The genus Flavobacterium is found in a variety of environments, including soil, fresh and saline acquatic systems, and arctic. The microbe Flavobacterium marinum was first isolated in a saltwater sample from the Indian Ocean (49°39′18′′ E 37°47′22′′ S), collected at a depth of 800m.
Cell Structure and Metabolism
Single Cell Morphology
Flavobacterium marinum has a gram negative, rod shaped morphology. Cells are often found in singlets or pairs, and are not capable of gliding motility. Each cell is approximately 0.5µm in diameter and 1.5µm in length. The cells were not found to form endospore or capsule structures.
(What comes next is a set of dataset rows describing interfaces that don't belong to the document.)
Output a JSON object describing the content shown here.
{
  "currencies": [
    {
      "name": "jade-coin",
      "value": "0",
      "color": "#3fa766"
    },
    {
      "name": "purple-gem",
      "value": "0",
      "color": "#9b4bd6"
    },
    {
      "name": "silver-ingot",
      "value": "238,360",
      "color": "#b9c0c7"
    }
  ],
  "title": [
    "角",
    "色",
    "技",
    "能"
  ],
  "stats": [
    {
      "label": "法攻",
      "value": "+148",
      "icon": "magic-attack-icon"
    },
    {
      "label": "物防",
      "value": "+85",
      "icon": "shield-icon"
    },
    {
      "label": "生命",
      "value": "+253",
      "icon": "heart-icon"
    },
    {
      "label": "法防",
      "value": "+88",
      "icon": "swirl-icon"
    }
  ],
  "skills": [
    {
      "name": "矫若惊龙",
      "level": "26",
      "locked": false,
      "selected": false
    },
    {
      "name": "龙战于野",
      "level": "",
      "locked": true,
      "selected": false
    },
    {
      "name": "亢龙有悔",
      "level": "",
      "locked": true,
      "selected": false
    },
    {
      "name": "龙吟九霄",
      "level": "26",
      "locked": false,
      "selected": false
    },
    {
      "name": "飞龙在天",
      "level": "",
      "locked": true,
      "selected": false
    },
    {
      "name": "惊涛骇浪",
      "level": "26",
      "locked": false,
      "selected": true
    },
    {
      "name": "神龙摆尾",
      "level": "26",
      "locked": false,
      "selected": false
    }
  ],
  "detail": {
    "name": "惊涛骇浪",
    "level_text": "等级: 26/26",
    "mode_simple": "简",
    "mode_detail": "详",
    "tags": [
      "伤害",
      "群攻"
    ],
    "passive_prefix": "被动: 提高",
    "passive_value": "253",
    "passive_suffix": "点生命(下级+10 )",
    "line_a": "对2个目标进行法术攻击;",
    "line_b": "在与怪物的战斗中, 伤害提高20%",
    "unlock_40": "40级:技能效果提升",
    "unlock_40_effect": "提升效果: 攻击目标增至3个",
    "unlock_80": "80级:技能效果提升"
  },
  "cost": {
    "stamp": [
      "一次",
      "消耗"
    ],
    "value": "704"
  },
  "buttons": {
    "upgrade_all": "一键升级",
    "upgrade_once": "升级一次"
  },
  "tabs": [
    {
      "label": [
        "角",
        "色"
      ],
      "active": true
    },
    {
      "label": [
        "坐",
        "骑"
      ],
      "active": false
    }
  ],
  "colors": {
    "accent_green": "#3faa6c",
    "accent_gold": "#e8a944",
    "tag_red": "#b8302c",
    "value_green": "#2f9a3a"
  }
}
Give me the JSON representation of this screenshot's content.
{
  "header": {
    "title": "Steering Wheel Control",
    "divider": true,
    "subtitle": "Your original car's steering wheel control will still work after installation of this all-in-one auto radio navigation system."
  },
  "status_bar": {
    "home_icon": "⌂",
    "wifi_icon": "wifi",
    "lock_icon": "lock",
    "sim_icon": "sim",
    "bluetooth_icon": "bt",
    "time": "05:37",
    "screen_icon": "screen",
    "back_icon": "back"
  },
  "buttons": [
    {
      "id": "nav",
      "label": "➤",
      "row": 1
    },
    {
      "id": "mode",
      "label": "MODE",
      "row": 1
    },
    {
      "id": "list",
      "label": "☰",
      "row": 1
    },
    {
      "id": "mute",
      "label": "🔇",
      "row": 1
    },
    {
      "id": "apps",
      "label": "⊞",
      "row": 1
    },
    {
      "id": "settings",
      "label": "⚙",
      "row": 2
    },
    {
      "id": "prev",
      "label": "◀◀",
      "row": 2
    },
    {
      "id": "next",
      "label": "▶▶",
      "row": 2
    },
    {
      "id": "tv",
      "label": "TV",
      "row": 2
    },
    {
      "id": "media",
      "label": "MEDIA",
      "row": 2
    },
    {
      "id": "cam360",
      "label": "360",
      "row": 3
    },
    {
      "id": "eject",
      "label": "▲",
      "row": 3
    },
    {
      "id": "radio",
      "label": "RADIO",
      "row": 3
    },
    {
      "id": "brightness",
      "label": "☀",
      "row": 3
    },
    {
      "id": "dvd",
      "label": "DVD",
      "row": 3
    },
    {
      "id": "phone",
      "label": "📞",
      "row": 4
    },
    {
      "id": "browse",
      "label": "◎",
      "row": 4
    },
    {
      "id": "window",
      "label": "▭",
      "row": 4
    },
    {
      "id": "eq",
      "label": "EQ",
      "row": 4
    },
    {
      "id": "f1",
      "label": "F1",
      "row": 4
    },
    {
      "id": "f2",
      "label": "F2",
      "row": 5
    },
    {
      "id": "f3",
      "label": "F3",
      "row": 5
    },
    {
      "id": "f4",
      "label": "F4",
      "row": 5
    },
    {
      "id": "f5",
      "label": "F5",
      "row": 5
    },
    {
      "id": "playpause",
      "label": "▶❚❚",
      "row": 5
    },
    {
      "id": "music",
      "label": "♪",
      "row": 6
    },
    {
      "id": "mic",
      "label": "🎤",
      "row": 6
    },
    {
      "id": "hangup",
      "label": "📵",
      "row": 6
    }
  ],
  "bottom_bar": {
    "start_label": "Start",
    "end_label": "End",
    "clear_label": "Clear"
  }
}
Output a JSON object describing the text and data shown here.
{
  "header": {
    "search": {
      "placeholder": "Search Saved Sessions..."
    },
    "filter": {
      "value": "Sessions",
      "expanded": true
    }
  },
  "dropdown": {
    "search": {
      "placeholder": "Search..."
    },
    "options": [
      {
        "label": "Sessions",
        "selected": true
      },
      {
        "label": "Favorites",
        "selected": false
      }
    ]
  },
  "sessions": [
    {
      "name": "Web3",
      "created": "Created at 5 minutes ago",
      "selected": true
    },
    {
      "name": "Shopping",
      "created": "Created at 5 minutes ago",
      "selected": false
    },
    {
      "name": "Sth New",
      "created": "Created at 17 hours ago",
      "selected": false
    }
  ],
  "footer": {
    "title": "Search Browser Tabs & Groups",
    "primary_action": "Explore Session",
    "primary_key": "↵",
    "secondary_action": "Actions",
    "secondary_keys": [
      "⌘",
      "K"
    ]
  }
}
While the optimum temperature for growth is 35°C, Flavobacterium marinum is tolerant of temperatures between 15°C and 45°C. The optimal pH for growth is close to neutral conditions at 7.0-7.5; however, F. marinum has been cultured between pH values of 5.5-8.5. NaCl at a 1.0%-1.5% (w/v) is also optimal conditions for F. marinum, but cultures can be obtained within the range of 0-5% (w/v)
Aggregate colonies of Flavobacterium marinum appear as yellow, semiopaque structures, with a diameter measuring 1.5mm-2.0mm.
F. marinum has been cultured successfully on LB (Luria-Bertani) broth, trypticase soy agar, as well as marine and nutrient agars.
Original page and amendments were created by Andrew Fischer and Torrin McDonald, both students in Prof. Ned Walker's Microbial Ecology course at Michigan State University.